Rainwater tanks

Rainwater tanks can reduce the harm to our waterways caused by too much stormwater. Tank water can be used to flush toilets, wash clothes, water gardens and wash cars, significantly reducing demand on drinking water.

How rainwater tanks work

Rainwater tanks collect stormwater run-off from impervious surfaces such as roofs, reducing the amount that enters our waterways.

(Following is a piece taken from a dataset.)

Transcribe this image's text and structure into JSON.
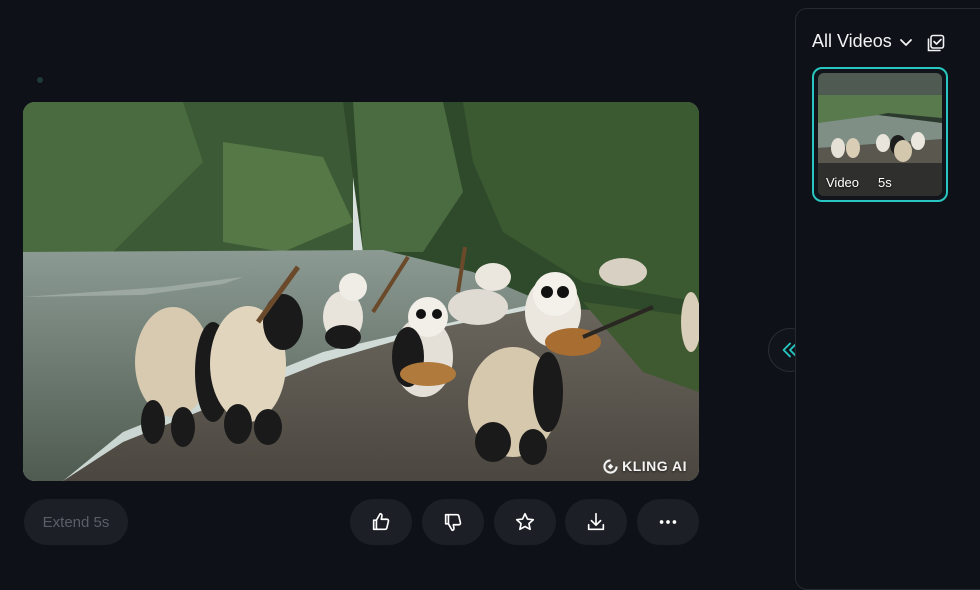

They are fitted with an overflow mechanism, meaning that once a tank is full the excess water is redirected into the stormwater drainage system.

Rainwater tanks that are only used for watering gardens are much less efficient than tanks used for flushing toilets.

Advantages and limitations

Advantages of rainwater tanks are that they:

  • minimise water usage when used in the toilet, laundry or garden

  • reduce strain on the stormwater drainage system

  • retain water close to source

  • reduce site run-off and flood peaks

Limitations of rainwater tanks are that they only provide benefits when the tank water is used frequently, creating space to capture more water each time it rains.

Tips and advice

You can maximise the amount of water your rainwater tank captures by properly designing your roof, downpipes and tank location.

Try to connect as much of the roof area to the rainwater tank. A slow irrigation dripper line to a suitable garden area can ensure your tank can always capture water.

Design and maintenance tips for rainwater tanks - Victorian Department of Health

Diagram showing how to correctly design and maintain rainwater tanks

For more information on rainwater tanks, refer to Chapter 12 'Rainwater tanks' in the WSUD Engineering Procedures available for purchase from CSIRO Publishing.

WSUD Engineering Procedures - CSIRO Publishing

 

Last updated:
28 September 2017